-- Problem to work on --
Could you write out every record below exactly, leaving out any pictures?

Entries supplied START

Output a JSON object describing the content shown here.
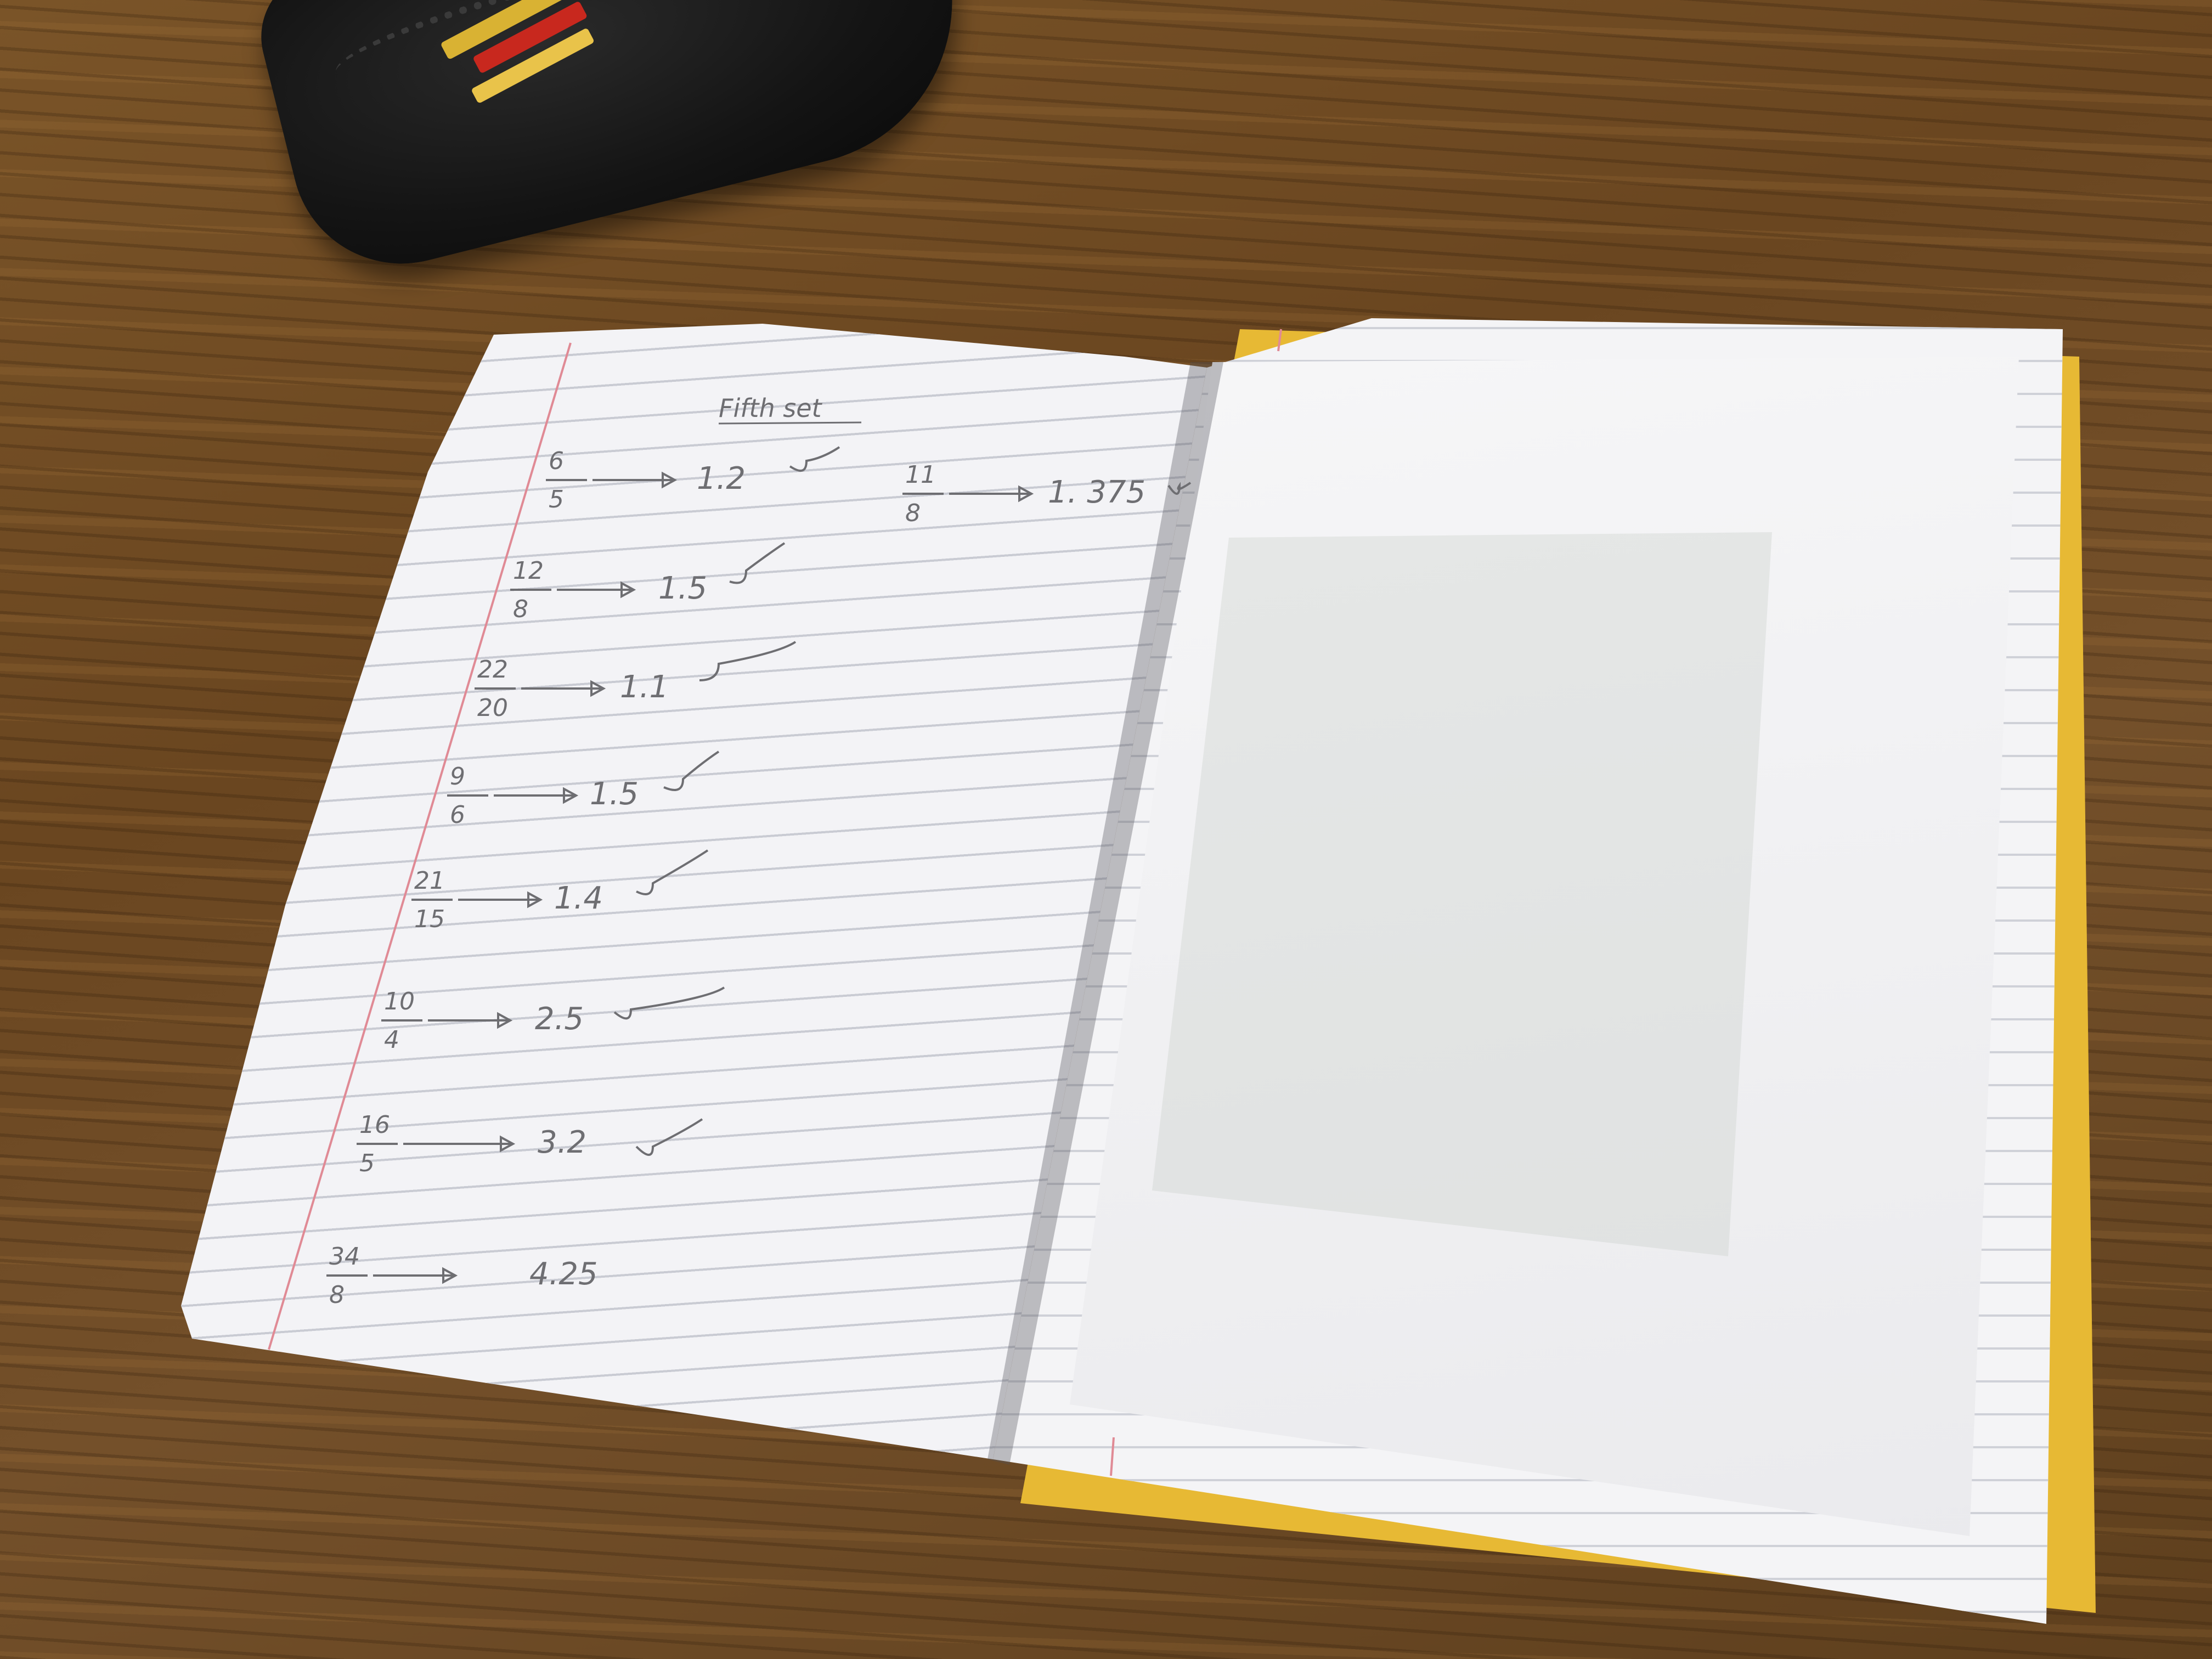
{
  "notebook": {
    "heading": "Fifth set",
    "exercises": [
      {
        "numerator": "6",
        "denominator": "5",
        "answer": "1.2",
        "checked": true
      },
      {
        "numerator": "11",
        "denominator": "8",
        "answer": "1. 375",
        "checked": true
      },
      {
        "numerator": "12",
        "denominator": "8",
        "answer": "1.5",
        "checked": true
      },
      {
        "numerator": "22",
        "denominator": "20",
        "answer": "1.1",
        "checked": true
      },
      {
        "numerator": "9",
        "denominator": "6",
        "answer": "1.5",
        "checked": true
      },
      {
        "numerator": "21",
        "denominator": "15",
        "answer": "1.4",
        "checked": true
      },
      {
        "numerator": "10",
        "denominator": "4",
        "answer": "2.5",
        "checked": true
      },
      {
        "numerator": "16",
        "denominator": "5",
        "answer": "3.2",
        "checked": true
      },
      {
        "numerator": "34",
        "denominator": "8",
        "answer": "4.25",
        "checked": false
      }
    ]
  },
  "colors": {
    "desk": "#6b4a22",
    "cover": "#e7b934",
    "page": "#f3f3f6",
    "rule_line": "#c9cbd3",
    "margin_line": "#e08a95",
    "pencil": "#6e6e72",
    "pencil_case": "#141414"
  }
}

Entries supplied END

-- Solution to the problem --
Output a JSON object describing the content shown here.
{
  "notebook": {
    "heading": "Fifth set",
    "exercises": [
      {
        "numerator": "6",
        "denominator": "5",
        "answer": "1.2",
        "checked": true
      },
      {
        "numerator": "11",
        "denominator": "8",
        "answer": "1. 375",
        "checked": true
      },
      {
        "numerator": "12",
        "denominator": "8",
        "answer": "1.5",
        "checked": true
      },
      {
        "numerator": "22",
        "denominator": "20",
        "answer": "1.1",
        "checked": true
      },
      {
        "numerator": "9",
        "denominator": "6",
        "answer": "1.5",
        "checked": true
      },
      {
        "numerator": "21",
        "denominator": "15",
        "answer": "1.4",
        "checked": true
      },
      {
        "numerator": "10",
        "denominator": "4",
        "answer": "2.5",
        "checked": true
      },
      {
        "numerator": "16",
        "denominator": "5",
        "answer": "3.2",
        "checked": true
      },
      {
        "numerator": "34",
        "denominator": "8",
        "answer": "4.25",
        "checked": false
      }
    ]
  },
  "colors": {
    "desk": "#6b4a22",
    "cover": "#e7b934",
    "page": "#f3f3f6",
    "rule_line": "#c9cbd3",
    "margin_line": "#e08a95",
    "pencil": "#6e6e72",
    "pencil_case": "#141414"
  }
}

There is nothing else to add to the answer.